New Delhi: Seeking to draw attention to a disorder that affects lakhs of people in India, a national association of specialist doctors will observe October 3 as Cerebral Palsy Day.
The first such observation will focus to highlight the fact that service availability for people afflicted with the disorder is highly uneven and a lot has to be done in the social sphere to help patients lead a normal life.
According to figures compiled by the Hyderabad-based Indian Academy of Cerebral Palsy, there are an estimated over 25 lakh children and people with Cerebral Palsy in India.
The incidence of Cerebral Palsy is up to 3 cases per 1000 live births, it says.
Cerebral Palsy is basically a developmental difference that occurs due to interference in brain development, and causes difficulty in movement, speech and sometimes learning of the children.
This occurs either in the womb, or during birth, or even after two years of birth during which rapid development of the brain takes place.

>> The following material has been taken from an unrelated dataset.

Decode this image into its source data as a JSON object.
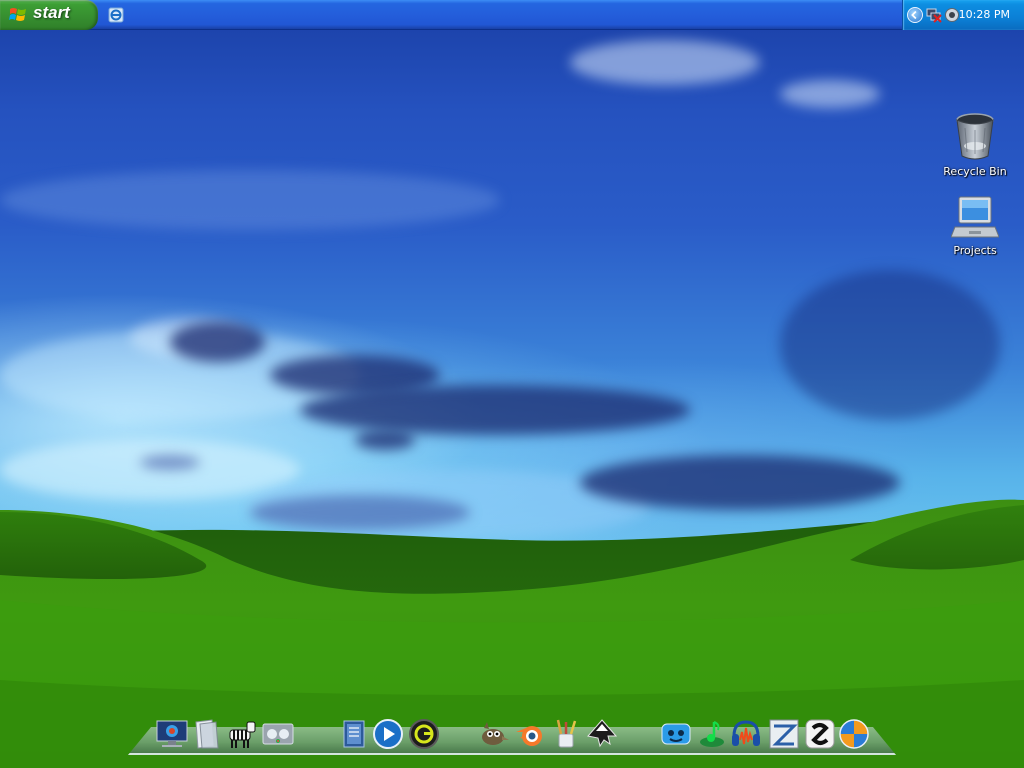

The disorder might not be curable, but the quality of life of those afflicted can be improved through effective intervention, specialists say.

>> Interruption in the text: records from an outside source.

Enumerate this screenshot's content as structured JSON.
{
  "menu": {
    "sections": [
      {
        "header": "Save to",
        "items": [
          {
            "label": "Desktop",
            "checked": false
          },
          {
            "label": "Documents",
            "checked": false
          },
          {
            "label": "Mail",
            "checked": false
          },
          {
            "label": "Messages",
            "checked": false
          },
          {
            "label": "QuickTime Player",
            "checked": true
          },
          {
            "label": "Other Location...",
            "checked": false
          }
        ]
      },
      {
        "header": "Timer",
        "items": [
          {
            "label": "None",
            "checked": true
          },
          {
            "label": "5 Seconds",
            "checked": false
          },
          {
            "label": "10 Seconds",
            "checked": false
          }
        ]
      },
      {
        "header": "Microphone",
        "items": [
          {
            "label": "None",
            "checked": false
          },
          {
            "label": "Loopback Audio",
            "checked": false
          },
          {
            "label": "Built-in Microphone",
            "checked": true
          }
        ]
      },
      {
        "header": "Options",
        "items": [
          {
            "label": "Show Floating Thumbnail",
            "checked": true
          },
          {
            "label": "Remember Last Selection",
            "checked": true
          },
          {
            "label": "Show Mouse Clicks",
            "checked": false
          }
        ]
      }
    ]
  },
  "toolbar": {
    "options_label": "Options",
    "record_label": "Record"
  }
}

"This is a community initiative to raise awareness about the disorder, and is also intended to draw in some social initiatives to help the parents and caretakers of such people," said Dr G Shashikala, General Secretary, IACP.
"We want to remove the misperception that cerebral palsy is a disease. It is only a developmental difference... and with appropriate and timely help and assisting devises many can lead a near normal life," she said.
She said service availability for people with cerebral palsy was uneven in the country and one of the objectives of the awareness drive is to increase access to services.
Specialists in the field also say that paucity of trained professionals is also a major gap in the available infrastructure that needs to be bridged.
"Several interventions are available to improve quality of life of persons and their families with the developmental disability but lack of awareness hinders them from seeking access," said Dr Ashok N Johari, President IACP.
He said incidence of the disability has increased in spite of improved health care, and proactive social initiatives were now needed to help such persons and their families.
Doctors say if intervention is made in time, such children can study in normal schools and can pursue careers like any other children.
"The observation of National Cerebral palsy Day will help us in spreading awareness about this relatively lesser known but highly prevalent disorder," said Johari.
Cerebral palsy is one the commonest cause of childhood disability in India.